Locating Brazil nut groves, navigating often long distances through forest and harvesting the nuts relies on knowledge and skills passed down for generations. Brazil nuts come packed like orange slices in hard wooden pods weighing up to  six pounds that grow on some of the tallest trees in the forest-which makes  it dangerous to spend time under massive Brazil nut trees during the fruiting season. Harvesters remove the fallen pods to places away from under the canopy of a Brazil nut tree where they break open the pods and remove the seeds (nuts) inside -an operation performed deftly with precise machete blows. The forest camps of Brazil nut harvesters are an opportunity for transmission of knowledge from old to young and, therefore, contribute to preservation and promotion of indigenous values and culture. 

Photo: ©Simone Giovine, Breaking Brazil nut pods with a machete.

Watch this short film, made by Floresta Protegida, on the harvest of the Brazil nut and become immersed the beauty of rainforest and the wisdom of its guardians:

An ancient seed

Brazil nut is the main economic enterprise of Kayapo communities, but not the only one. Cumaru (or Tonka bean as it is sometimes known) is another tree seed harvested by the Kayapo for its medicinal properties.

”Some time ago timber men cut down a lot of tonka bean trees. Only the ones that were in our land are still alive. In the ”white man’ land, they’ve already knocked down all of them.” – a Kayapo man

Cumaru trees are also large trees of primary forest and their nuts are harvested by the Kayapo from the forest floor during the summer dry season when cumaru fruits. Finding cumaru trees relies on traditional knowledge. Usually the hunters who first smell the loose bark of the seeds. The fragrance tells them that harvest time is near, so they inform the community. As with the Brazil nut, entire families camp for many days in the forest to collect cumaru seeds from the ground where they have fallen. Cumaru nuts are taken back to the village where people break them open with a hammer to extract the fragrant bean-like seed from its hard nut casing.
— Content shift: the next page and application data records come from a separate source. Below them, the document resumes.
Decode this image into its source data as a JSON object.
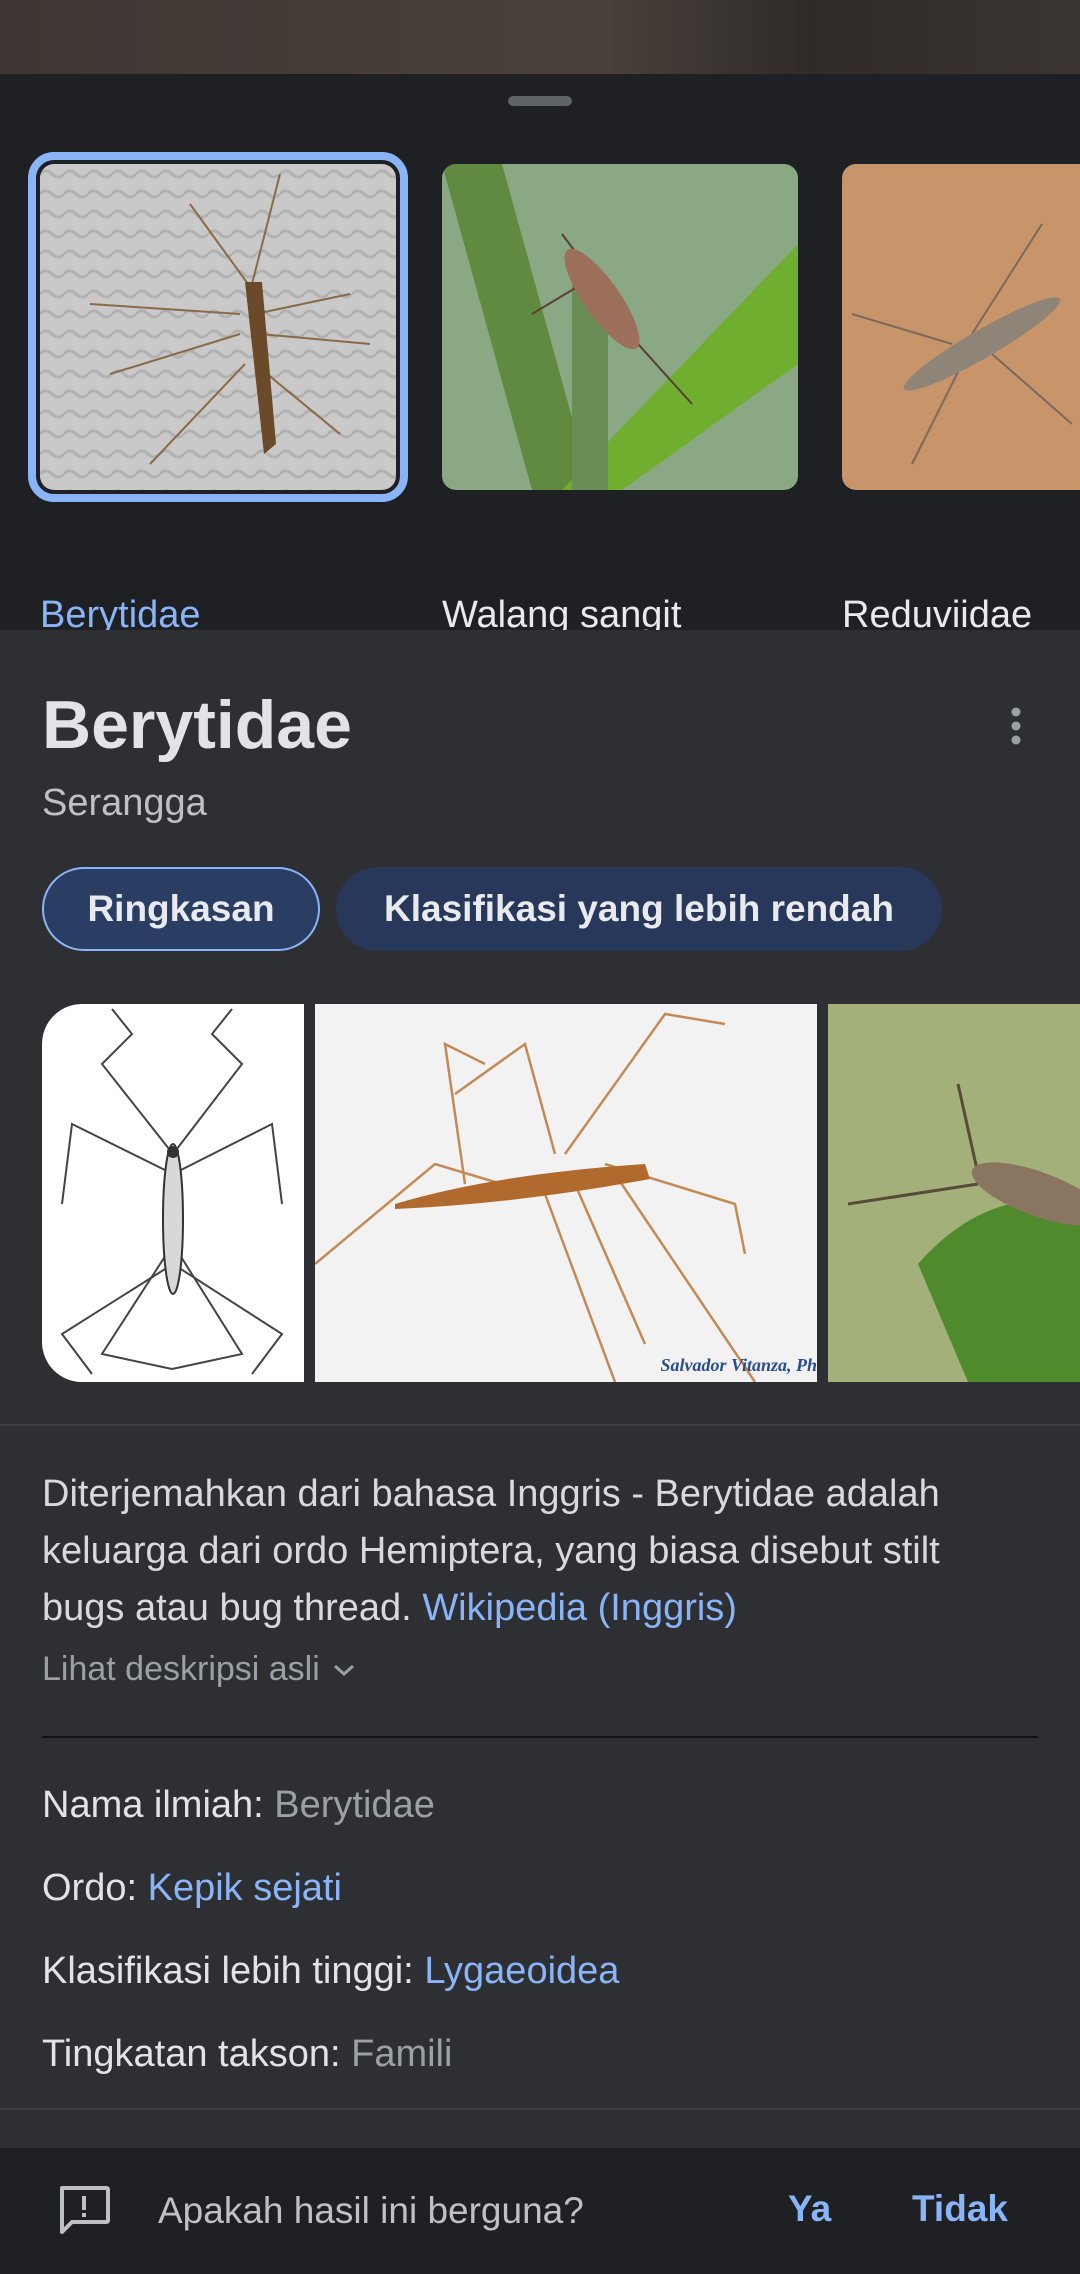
{
  "related": [
    {
      "label": "Berytidae",
      "selected": true
    },
    {
      "label": "Walang sangit",
      "selected": false
    },
    {
      "label": "Reduviidae",
      "selected": false
    }
  ],
  "entity": {
    "title": "Berytidae",
    "subtitle": "Serangga",
    "more_icon": "more-vert-icon"
  },
  "tabs": [
    {
      "label": "Ringkasan",
      "active": true
    },
    {
      "label": "Klasifikasi yang lebih rendah",
      "active": false
    }
  ],
  "gallery": {
    "watermark": "Salvador Vitanza, Ph"
  },
  "description": {
    "text": "Diterjemahkan dari bahasa Inggris - Berytidae adalah keluarga dari ordo Hemiptera, yang biasa disebut stilt bugs atau bug thread.",
    "source_link": "Wikipedia (Inggris)",
    "expand_label": "Lihat deskripsi asli"
  },
  "facts": [
    {
      "label": "Nama ilmiah:",
      "value": "Berytidae",
      "is_link": false
    },
    {
      "label": "Ordo:",
      "value": "Kepik sejati",
      "is_link": true
    },
    {
      "label": "Klasifikasi lebih tinggi:",
      "value": "Lygaeoidea",
      "is_link": true
    },
    {
      "label": "Tingkatan takson:",
      "value": "Famili",
      "is_link": false
    }
  ],
  "feedback": {
    "question": "Apakah hasil ini berguna?",
    "yes": "Ya",
    "no": "Tidak"
  },
  "colors": {
    "accent": "#8ab4f8",
    "panel": "#2e2f33",
    "sheet": "#1f2024"
  }
}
Photo: ©Simone Giovine, Breaking the shells of cumaru nuts.

The seeds are laid out to dry under the sun and then sold for fabrication of cosmetics by the UK company Lush: the main buyer of Kayapo cumaru. Dried cumaru seeds are much lighter and easier to transport than the tons of unshelled Brazil nuts. Cumaru generates important income during the dry season especially for the most remote communities where river transportation is difficult and production must be taken out by air at great expense. 

Learn more about the cultural and economic importance of Cumaru with another great short, made possible by Floresta Protegida:

A blueprint for sustainable development

Brazil nut and cumaru demonstrate the possibility for and importance of sustainable non-timber product enterprises to forest protection by local communities. The Kayapo, however, export another extremely valuable forest product: climate stability. The huge trees and the soil of their land store and absorb vast amounts of carbon (see blog to come).

Kayapo Brazil nut and cumaru seed enterprises are examples that demonstrate sustainable income generation for forest communities is possible. These enterprises may not generate the same order of profit as goldmining or logging; but unlike these industrial activities that ultimately enrich only a few while forever destroying the incalculable benefits of natural forest including sustainable development opportunity for local people; sustainable enterprise development benefits many over the long-term. 

Photos: ©Simone Giovine, storing and packaging

Brazil nut is a perfect blueprint for sustainable development: it can only be harvested from primary forest and generates sustainable and equitably distributed income for the communities that protect it. The defense of the forest, the well-being of the people, and the preservation of their culture are linked to a single economic activity. That’s sustainability in a nutshell.